Student Watch and OnCampus Research reported that students are now spending approximately 28% less in 2021 on course materials than in 2016. Highlighting the popularity of OER, 30% of students reported downloading free course materials l ‘last year. Yet 78% bought textbooks or had other expenses, and the rising costs of printed materials – up 30% over the past decade – continue to be a source of contempt for students. Students actually spent slightly more in 2020-21 than in 2019-20 due to the increased cost of books.

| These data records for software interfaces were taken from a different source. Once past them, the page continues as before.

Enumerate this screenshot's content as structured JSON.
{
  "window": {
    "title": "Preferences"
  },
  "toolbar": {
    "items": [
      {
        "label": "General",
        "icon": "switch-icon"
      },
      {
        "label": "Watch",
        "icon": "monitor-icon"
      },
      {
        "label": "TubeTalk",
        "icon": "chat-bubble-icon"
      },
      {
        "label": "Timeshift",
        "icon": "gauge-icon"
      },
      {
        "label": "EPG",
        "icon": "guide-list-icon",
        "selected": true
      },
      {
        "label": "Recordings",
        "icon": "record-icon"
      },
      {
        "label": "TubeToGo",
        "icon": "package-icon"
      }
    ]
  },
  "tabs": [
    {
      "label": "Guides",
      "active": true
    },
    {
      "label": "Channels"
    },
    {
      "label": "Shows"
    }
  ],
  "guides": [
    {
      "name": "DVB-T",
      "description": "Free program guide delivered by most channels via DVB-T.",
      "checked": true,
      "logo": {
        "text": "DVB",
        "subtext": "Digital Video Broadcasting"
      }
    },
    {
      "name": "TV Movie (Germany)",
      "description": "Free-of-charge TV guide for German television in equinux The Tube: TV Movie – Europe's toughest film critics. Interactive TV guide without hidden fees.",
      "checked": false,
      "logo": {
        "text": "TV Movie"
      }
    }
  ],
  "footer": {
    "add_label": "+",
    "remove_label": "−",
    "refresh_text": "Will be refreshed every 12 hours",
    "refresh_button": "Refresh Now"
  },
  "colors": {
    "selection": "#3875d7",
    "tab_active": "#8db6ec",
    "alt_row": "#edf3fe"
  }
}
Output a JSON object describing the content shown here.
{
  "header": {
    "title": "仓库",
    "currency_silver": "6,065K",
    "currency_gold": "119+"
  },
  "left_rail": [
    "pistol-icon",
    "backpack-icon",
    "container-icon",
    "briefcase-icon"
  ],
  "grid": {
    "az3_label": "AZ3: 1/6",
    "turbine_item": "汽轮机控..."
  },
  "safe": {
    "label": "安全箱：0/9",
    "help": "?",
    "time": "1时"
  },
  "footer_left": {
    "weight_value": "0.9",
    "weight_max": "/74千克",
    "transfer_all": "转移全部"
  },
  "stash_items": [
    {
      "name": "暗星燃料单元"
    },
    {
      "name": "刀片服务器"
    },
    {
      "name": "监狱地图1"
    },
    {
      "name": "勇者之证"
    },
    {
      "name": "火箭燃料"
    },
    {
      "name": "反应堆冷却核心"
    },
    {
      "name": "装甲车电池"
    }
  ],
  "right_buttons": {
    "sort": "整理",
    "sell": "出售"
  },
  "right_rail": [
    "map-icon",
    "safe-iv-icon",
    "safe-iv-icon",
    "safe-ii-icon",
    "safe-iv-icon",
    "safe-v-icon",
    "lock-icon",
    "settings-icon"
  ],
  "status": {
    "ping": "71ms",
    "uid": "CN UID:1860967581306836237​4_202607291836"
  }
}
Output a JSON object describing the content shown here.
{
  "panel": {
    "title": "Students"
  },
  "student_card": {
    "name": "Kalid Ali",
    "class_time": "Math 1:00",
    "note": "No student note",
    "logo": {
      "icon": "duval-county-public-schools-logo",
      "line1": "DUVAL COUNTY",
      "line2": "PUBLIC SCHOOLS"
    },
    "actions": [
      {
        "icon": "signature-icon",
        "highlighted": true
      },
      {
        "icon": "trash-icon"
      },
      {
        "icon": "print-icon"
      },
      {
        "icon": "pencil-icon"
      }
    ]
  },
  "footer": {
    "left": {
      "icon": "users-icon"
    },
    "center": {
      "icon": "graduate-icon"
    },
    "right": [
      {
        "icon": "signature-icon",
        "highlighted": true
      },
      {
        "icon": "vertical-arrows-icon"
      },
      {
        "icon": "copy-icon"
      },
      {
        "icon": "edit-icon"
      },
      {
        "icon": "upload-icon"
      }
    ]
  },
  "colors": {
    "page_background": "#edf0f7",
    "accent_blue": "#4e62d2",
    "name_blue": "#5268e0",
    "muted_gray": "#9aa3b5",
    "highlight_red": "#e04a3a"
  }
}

Spending on books and materials has topped $1,200 a year for full-time students, with some texts costing more than $400, according to the Education Data Initiative. This number is about $200 higher for those attending two-year colleges. The EDI says two-thirds of students don’t even buy hardware because of the cost. Adoption of course materials, they say, was largely chosen by faculty members, not colleges or academic committees.